Return every line from the records below in which the word "latency" is found.

[Dataset rows describing interfaces]
----------

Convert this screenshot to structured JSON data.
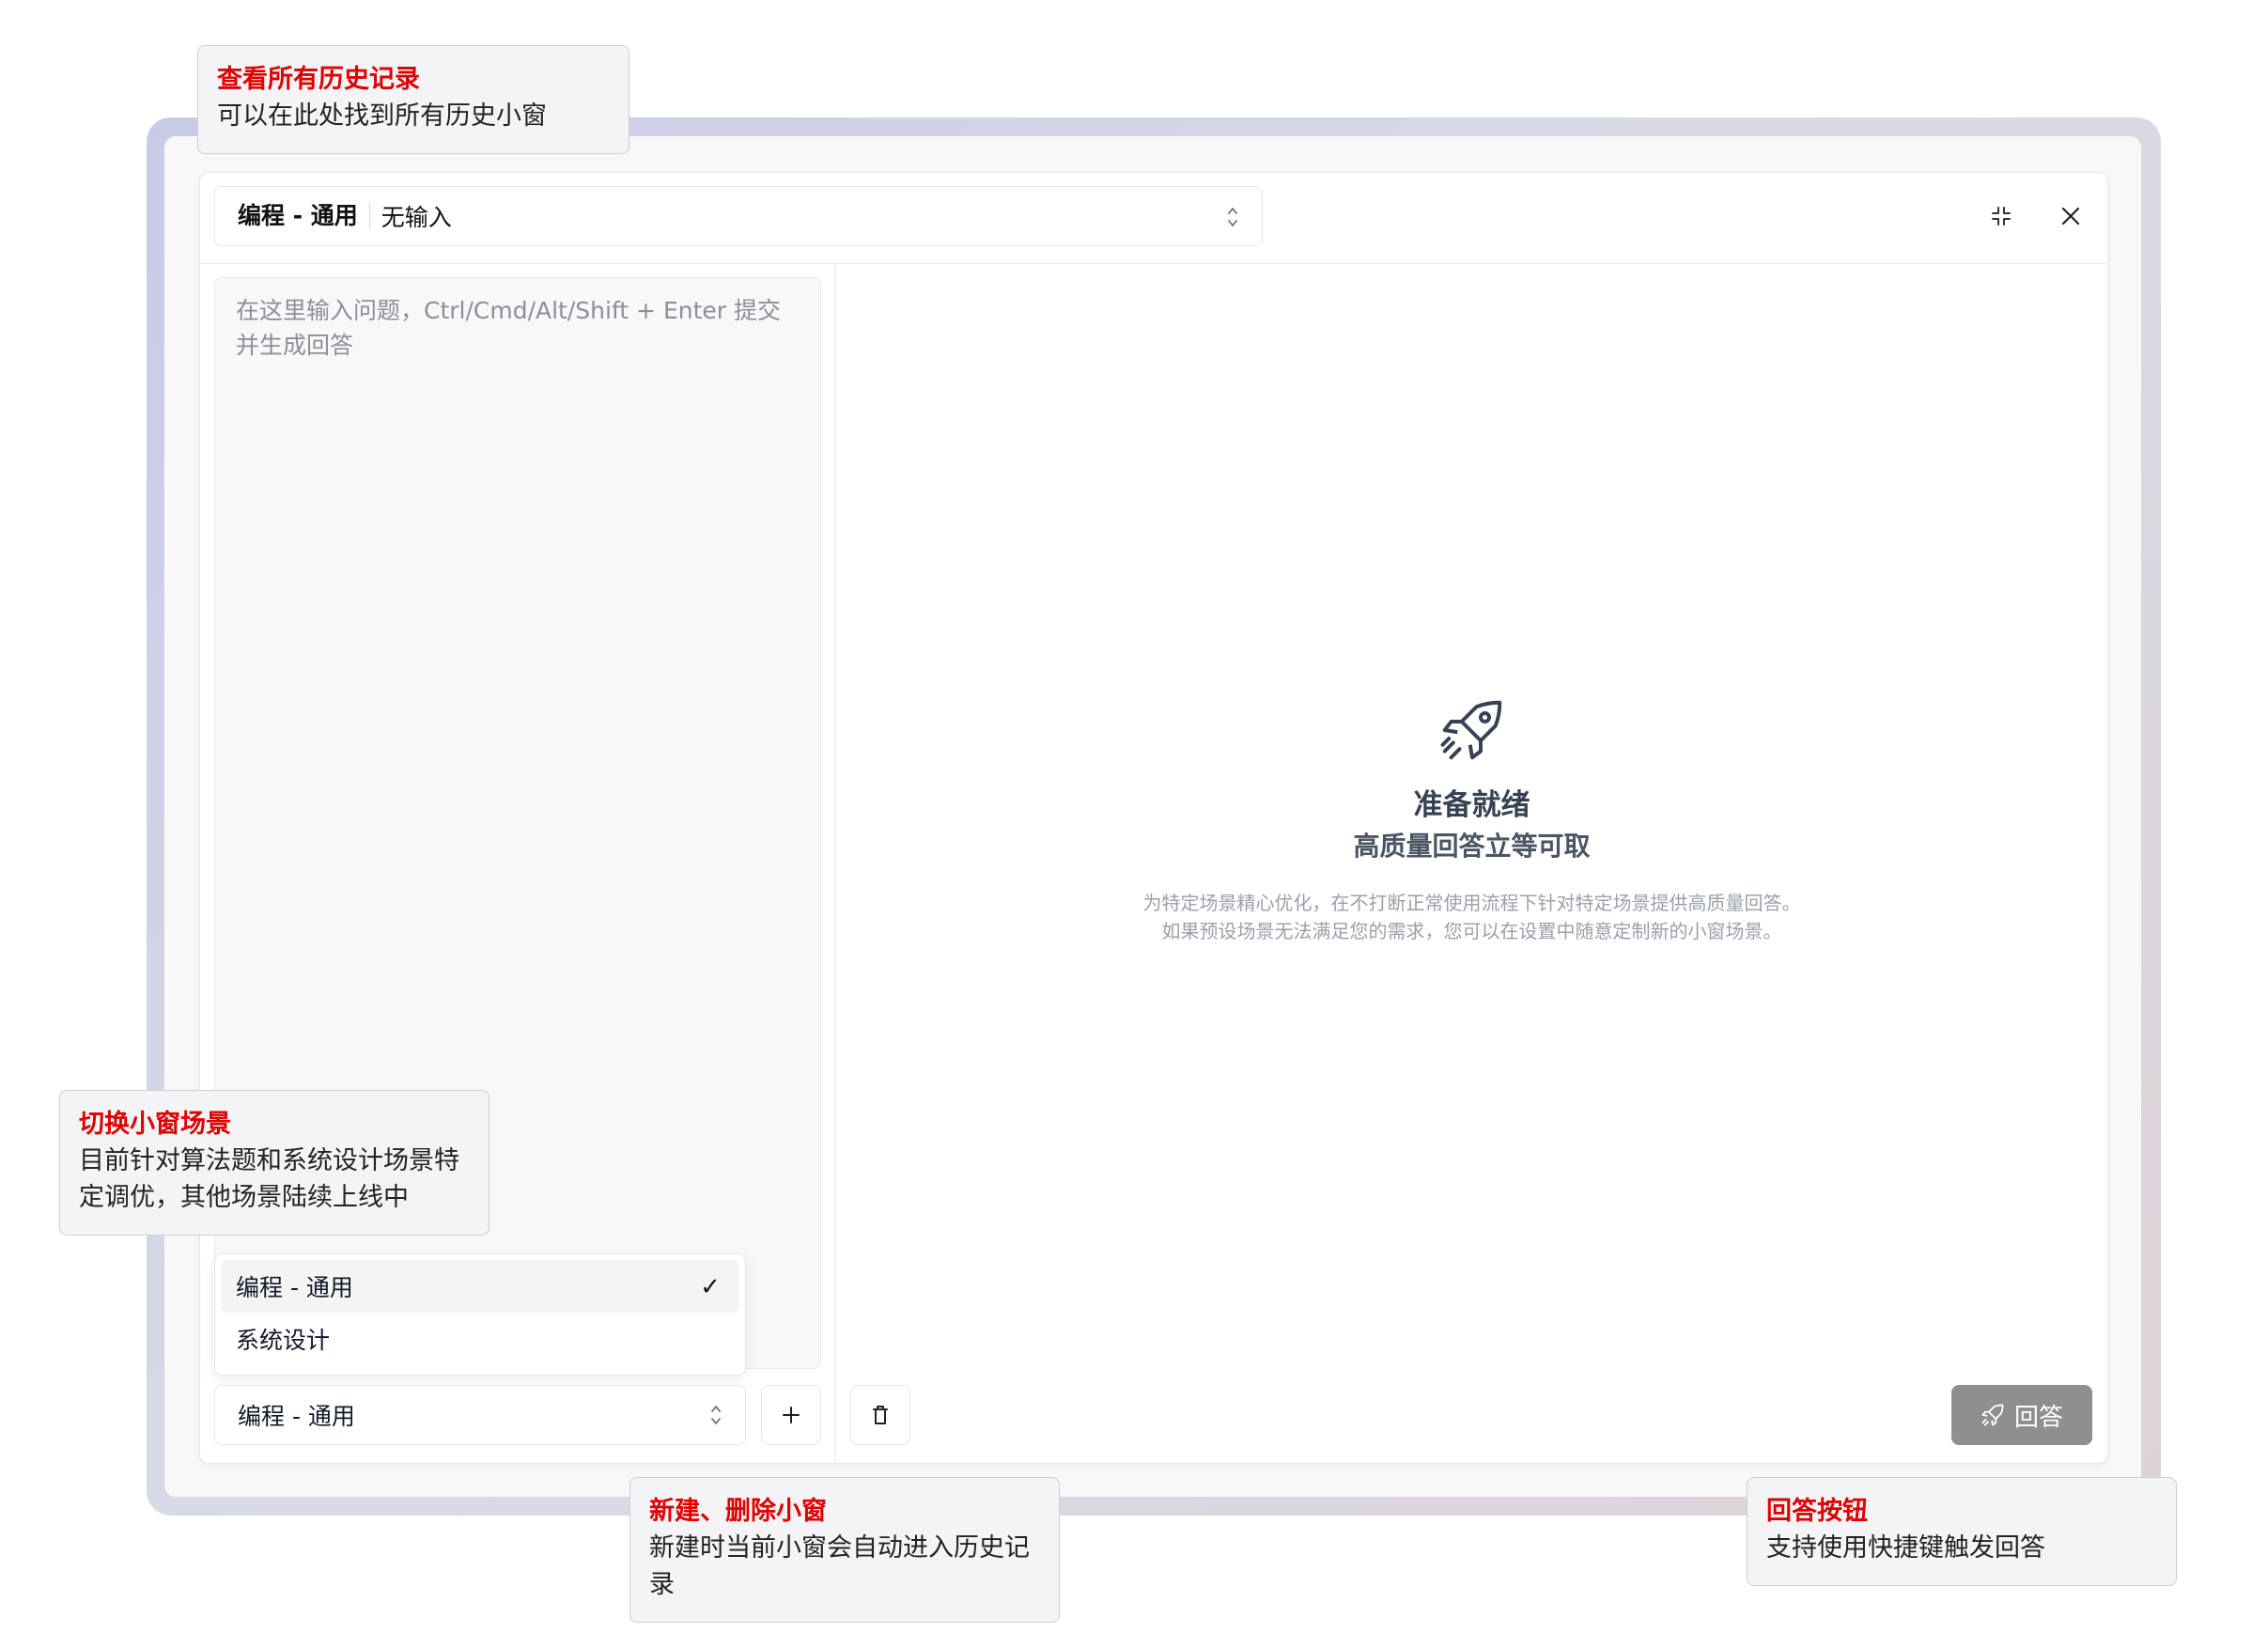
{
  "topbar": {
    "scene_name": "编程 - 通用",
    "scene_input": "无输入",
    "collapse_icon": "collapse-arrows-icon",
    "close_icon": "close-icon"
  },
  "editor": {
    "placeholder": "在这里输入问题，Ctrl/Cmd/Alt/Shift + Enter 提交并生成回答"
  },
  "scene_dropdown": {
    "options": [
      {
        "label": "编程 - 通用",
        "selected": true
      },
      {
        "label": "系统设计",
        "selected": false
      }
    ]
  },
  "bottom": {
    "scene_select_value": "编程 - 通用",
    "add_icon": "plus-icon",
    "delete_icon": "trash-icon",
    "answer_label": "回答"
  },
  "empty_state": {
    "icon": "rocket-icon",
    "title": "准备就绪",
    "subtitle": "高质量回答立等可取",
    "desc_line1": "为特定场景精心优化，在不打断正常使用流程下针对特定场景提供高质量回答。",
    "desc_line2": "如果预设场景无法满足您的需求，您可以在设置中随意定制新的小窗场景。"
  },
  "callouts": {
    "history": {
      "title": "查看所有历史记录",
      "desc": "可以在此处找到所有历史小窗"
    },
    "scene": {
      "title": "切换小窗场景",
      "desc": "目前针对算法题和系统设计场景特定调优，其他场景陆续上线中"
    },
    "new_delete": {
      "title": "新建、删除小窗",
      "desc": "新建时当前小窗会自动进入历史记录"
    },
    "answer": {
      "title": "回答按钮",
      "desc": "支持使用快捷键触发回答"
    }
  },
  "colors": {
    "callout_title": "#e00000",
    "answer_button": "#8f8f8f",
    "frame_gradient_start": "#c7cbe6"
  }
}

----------

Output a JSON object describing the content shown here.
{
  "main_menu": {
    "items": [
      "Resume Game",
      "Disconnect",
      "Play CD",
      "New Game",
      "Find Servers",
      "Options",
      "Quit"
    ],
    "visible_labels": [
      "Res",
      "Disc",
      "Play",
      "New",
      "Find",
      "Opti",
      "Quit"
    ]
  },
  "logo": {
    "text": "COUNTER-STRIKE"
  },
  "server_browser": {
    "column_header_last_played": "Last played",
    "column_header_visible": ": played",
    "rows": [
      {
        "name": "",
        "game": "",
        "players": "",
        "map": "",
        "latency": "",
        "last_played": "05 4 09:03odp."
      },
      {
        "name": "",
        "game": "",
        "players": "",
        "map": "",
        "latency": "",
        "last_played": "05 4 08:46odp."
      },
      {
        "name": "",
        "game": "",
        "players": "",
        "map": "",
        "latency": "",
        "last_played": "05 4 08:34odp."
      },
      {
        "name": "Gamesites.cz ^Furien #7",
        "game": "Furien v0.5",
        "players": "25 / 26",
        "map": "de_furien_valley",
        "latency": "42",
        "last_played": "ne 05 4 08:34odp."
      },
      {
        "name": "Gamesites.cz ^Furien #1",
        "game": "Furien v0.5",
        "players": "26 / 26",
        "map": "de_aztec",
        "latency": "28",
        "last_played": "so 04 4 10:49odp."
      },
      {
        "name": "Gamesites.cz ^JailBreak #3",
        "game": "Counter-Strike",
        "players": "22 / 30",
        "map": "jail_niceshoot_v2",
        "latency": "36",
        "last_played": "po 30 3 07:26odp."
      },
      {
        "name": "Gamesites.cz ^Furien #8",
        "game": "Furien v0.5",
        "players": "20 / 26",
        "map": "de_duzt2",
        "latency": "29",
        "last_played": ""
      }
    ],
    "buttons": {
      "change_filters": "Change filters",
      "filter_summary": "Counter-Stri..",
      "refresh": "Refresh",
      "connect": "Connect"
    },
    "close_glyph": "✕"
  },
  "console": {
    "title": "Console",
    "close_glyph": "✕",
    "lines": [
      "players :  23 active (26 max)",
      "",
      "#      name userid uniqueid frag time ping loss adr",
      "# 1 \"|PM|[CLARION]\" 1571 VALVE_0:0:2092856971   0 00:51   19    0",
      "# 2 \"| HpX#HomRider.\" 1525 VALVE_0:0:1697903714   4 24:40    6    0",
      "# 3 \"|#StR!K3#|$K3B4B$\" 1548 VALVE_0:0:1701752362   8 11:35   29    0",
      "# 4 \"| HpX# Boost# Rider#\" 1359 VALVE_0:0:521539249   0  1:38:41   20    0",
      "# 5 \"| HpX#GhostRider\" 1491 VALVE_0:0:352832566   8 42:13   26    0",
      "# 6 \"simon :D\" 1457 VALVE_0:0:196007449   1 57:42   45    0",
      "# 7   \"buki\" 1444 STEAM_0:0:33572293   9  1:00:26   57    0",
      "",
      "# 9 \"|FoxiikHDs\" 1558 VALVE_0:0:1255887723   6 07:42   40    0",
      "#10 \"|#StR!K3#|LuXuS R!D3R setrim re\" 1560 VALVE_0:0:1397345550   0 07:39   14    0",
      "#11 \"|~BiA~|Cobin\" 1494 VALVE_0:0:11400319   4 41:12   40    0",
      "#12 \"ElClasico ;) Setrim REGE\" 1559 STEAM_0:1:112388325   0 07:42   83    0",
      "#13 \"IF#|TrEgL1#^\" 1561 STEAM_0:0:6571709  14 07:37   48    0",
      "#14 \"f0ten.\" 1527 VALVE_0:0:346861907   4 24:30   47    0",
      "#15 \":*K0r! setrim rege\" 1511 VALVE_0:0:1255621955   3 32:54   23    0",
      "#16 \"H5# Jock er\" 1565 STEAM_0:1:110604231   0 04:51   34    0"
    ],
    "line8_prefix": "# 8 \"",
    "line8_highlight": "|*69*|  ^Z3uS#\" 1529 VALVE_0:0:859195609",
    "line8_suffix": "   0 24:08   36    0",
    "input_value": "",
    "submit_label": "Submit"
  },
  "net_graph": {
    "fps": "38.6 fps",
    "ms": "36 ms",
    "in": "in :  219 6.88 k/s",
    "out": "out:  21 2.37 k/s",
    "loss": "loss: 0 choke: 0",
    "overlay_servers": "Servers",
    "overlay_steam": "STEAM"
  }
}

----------

▶ [Solution to the exercise]:
        "latency": "",
        "latency": "",
        "latency": "",
        "latency": "42",
        "latency": "28",
        "latency": "36",
        "latency": "29",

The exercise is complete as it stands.